ES5 vs. ES6 in JavaScript

Chenuka Sumanasekara
SLIIT FOSS Community

--

Each programming language has its own standardize way of writing code. And JavaScript follows both ES5 and ES6. Whether it is ECMAScript 5(ES5) or ECMAScript 6(ES6), it is a standard for scripting languages like JavaScript, JScript etc. When writing a JavaScript code using these standards, there are slight differences between ES5 and ES6.

In this article, I am going to explain these differences with the examples.

Variables

In ES5, there is a one way of defining variables using var keyword. But ES6 has introduced two more ways of defining variables using keywords let and const. However, let and const use block scope while var uses function scope. Also, the variables that are defined using const are immutable.

//ES5
var age = 20;
//ES6
let days = 5;
const pi = 3; //immutable

Define Objects

ES6 provides easy way to define objects when the keys and the variable names are same.

var fullName = 'John Moore';
var age = 25;
var gender = 'Male';
var city = 'London'
// ES5
var student = { fullName: fullName, age: age, gender: gender, city: city };
// ES6
var student = { fullName, age, gender, city };

Merge Objects

In ES5, Object.assign() method is used to merge objects. But ES6 has introduced spread operator(…) to merge objects. But there is a slight difference. The Object.assign() changes the target variable, while the spread operator does not.

var target = { firstName: 'John', age: 25 }
var source = { fullName: 'John Moore', gender: 'Male', city: 'London' }
//ES5
var updatedTarget = Object.assign(target, source); //changes the target variable
//ES6
var updatedTarget = { ...target, ...source};

Object Destructuring

In ES5, Objects are extracted one by one manually. But ES6 has made it to one line of code.

var student = { fullName: 'John Moore', age: 25, gender: 'Male', city: 'London' };//ES5
var fullName = student.fullName;
var age = student.age;
var gender = student.gender;
var city = student.city;
//ES6
var { fullName, age, gender, city } = student;

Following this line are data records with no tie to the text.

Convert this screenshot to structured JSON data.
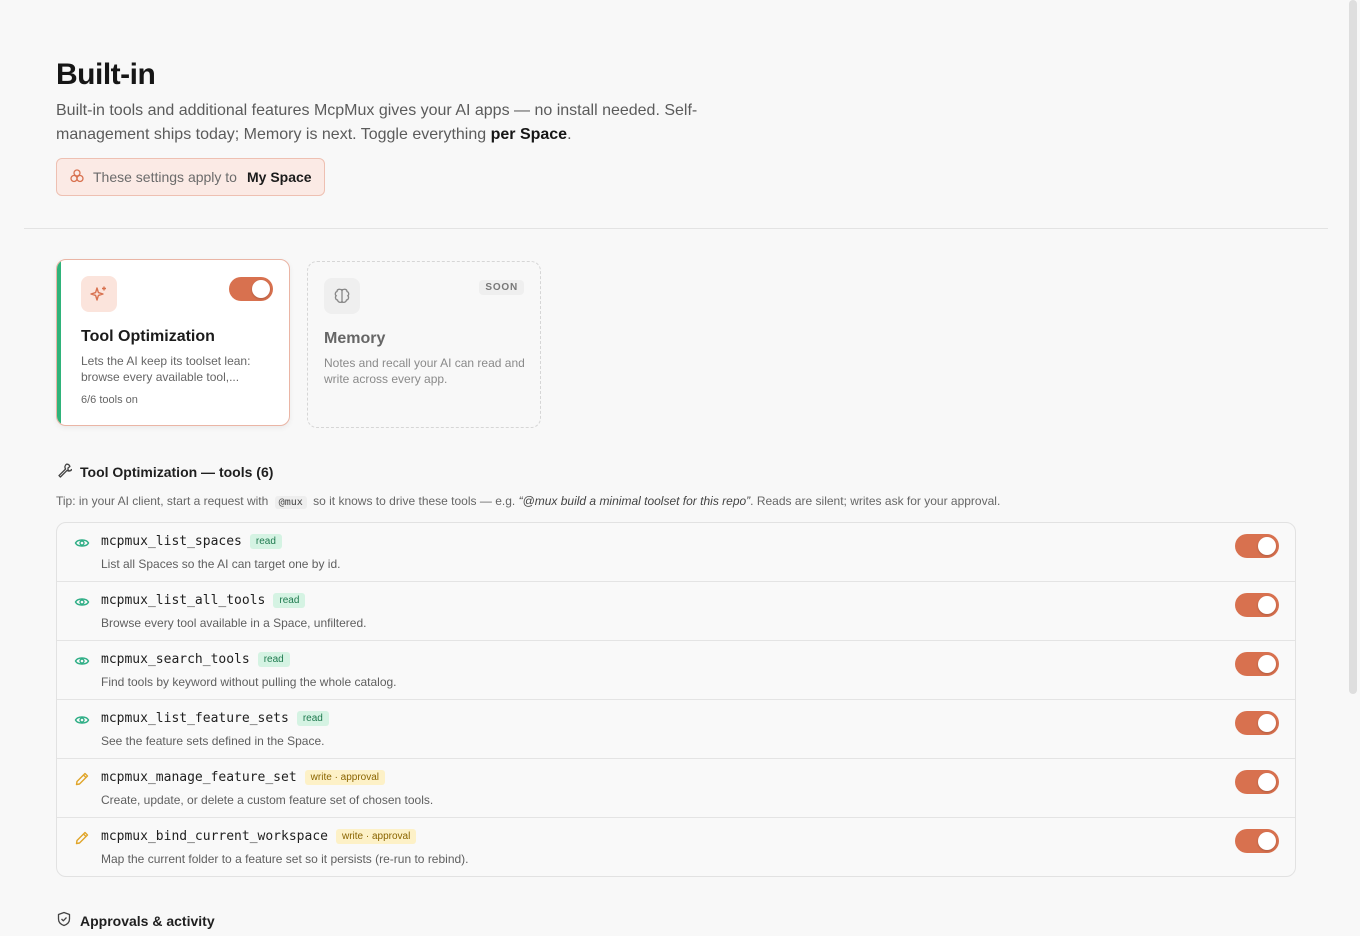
{
  "header": {
    "title": "Built-in",
    "subtitle_pre": "Built-in tools and additional features McpMux gives your AI apps — no install needed. Self-management ships today; Memory is next. Toggle everything ",
    "subtitle_bold": "per Space",
    "subtitle_post": "."
  },
  "scope": {
    "prefix": "These settings apply to",
    "space": "My Space"
  },
  "features": [
    {
      "title": "Tool Optimization",
      "description": "Lets the AI keep its toolset lean: browse every available tool,...",
      "count": "6/6 tools on",
      "enabled": true,
      "icon": "sparkles-icon"
    },
    {
      "title": "Memory",
      "description": "Notes and recall your AI can read and write across every app.",
      "badge": "SOON",
      "icon": "brain-icon"
    }
  ],
  "tools_section": {
    "title": "Tool Optimization — tools (6)",
    "tip_pre": "Tip: in your AI client, start a request with",
    "tip_code": "@mux",
    "tip_mid": "so it knows to drive these tools — e.g.",
    "tip_example": "“@mux build a minimal toolset for this repo”",
    "tip_post": ". Reads are silent; writes ask for your approval."
  },
  "tools": [
    {
      "name": "mcpmux_list_spaces",
      "badge": "read",
      "kind": "read",
      "description": "List all Spaces so the AI can target one by id.",
      "enabled": true
    },
    {
      "name": "mcpmux_list_all_tools",
      "badge": "read",
      "kind": "read",
      "description": "Browse every tool available in a Space, unfiltered.",
      "enabled": true
    },
    {
      "name": "mcpmux_search_tools",
      "badge": "read",
      "kind": "read",
      "description": "Find tools by keyword without pulling the whole catalog.",
      "enabled": true
    },
    {
      "name": "mcpmux_list_feature_sets",
      "badge": "read",
      "kind": "read",
      "description": "See the feature sets defined in the Space.",
      "enabled": true
    },
    {
      "name": "mcpmux_manage_feature_set",
      "badge": "write · approval",
      "kind": "write",
      "description": "Create, update, or delete a custom feature set of chosen tools.",
      "enabled": true
    },
    {
      "name": "mcpmux_bind_current_workspace",
      "badge": "write · approval",
      "kind": "write",
      "description": "Map the current folder to a feature set so it persists (re-run to rebind).",
      "enabled": true
    }
  ],
  "approvals_section": {
    "title": "Approvals & activity"
  },
  "colors": {
    "accent": "#d8714f",
    "active_bar": "#2fb37a",
    "read_icon": "#2fae86",
    "write_icon": "#e0a52a"
  }
}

String Interpolation

In ES5, Concatenation operator is used to join strings. But ES6 has introduced Template Literal(`) which allows to perform the string interpolation in convenient way.

var fullName = 'John Moore';
var age = 25;
var gender = 'Male';
var city = 'London'
//ES5
var intro = 'Hello, I am ' + fullName + '. I am ' + age + ' years old ' + gender + ' student from ' + city + '.';
//ES6
var intro = `Hello, I am ${fullName}. I am ${age} years old ${gender} student from ${city}.`;

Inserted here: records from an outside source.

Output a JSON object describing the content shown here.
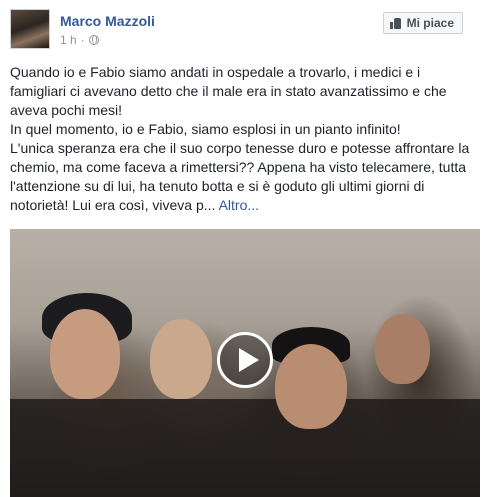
{
  "post": {
    "author": "Marco Mazzoli",
    "time": "1 h",
    "separator": "·",
    "like_button": "Mi piace",
    "paragraphs": [
      "Quando io e Fabio siamo andati in ospedale a trovarlo, i medici e i famigliari ci avevano detto che il male era in stato avanzatissimo e che aveva pochi mesi!",
      "In quel momento, io e Fabio, siamo esplosi in un pianto infinito!",
      "L'unica speranza era che il suo corpo tenesse duro e potesse affrontare la chemio, ma come faceva a rimettersi?? Appena ha visto telecamere, tutta l'attenzione su di lui, ha tenuto botta e si è goduto gli ultimi giorni di notorietà! Lui era così, viveva p..."
    ],
    "more_link": "Altro..."
  },
  "icons": {
    "privacy": "globe-icon",
    "like": "thumbs-up-icon",
    "play": "play-icon"
  },
  "colors": {
    "link": "#365899",
    "text": "#1d2129",
    "meta": "#90949c"
  }
}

Import Module

ES5 uses require keyword while ES6 uses import keyword. ES6 allows to import child modules as well.

//ES5
var App = require('./App');
//ES6
import App from './App';
import { Header, Sticky } from '@primer/components'; //child modules

Export Module

ES6 allows to export child modules and variables as well.

var Student = { fullName: 'John Moore', age: 25, gender: 'Male', city: 'London' };//ES5
module.exports = Student;
//ES6
export default Student;
export const fullName = 'John Moore'; //child variables
export const age = 25;

Arrow Function

ES6 has introduced the arrow function. It does not require the keyword function.

//ES5
function sayHello(name) {
console.log('Hello, ' + name);
}
//ES6
const sayHello = (name) => {
console.log(`Hello, ${name}`);
}
const sayHello = name => console.log(`Hello, ${name}`); //You can ignore parenthesis, if the function contains a single parameter and only one statement

Promise and Callback

ES6 has introduced Promise() which is a convenient way of handling callbacks.

//ES5
var access = true;
function callback(message) {
console.log('Success! ' + message);
}
function errorCallback(message) {
console.log('Failed! ' + message);
}
function authenticate(callback, errorCallback) {
if (access) {
callback('You have access.');
} else {
errorCallback('You don't have access.');
}
}
//ES6
var access = true;
function authenticate() {
return new Promise((resolve, reject) => {
if (access) {
resolve('You have access.');
} else {
reject('You don't have access.');
}
});
}
authenticate().then((message) => console.log(`Success! ${message}`)).catch((message) => console.log(`Failed! ${message}`));

TA DA… That’s all about differences between ES5 and ES6 in JavaScript.

Thanks for reading!

--

--

Chenuka Sumanasekara
SLIIT FOSS Community

Open Source Enthusiast🖤 | JavaScript Developer👨🏻‍💻 | Undergraduate — Software Engineering🧑🏻‍💻 | SLIIT👨🏻‍🎓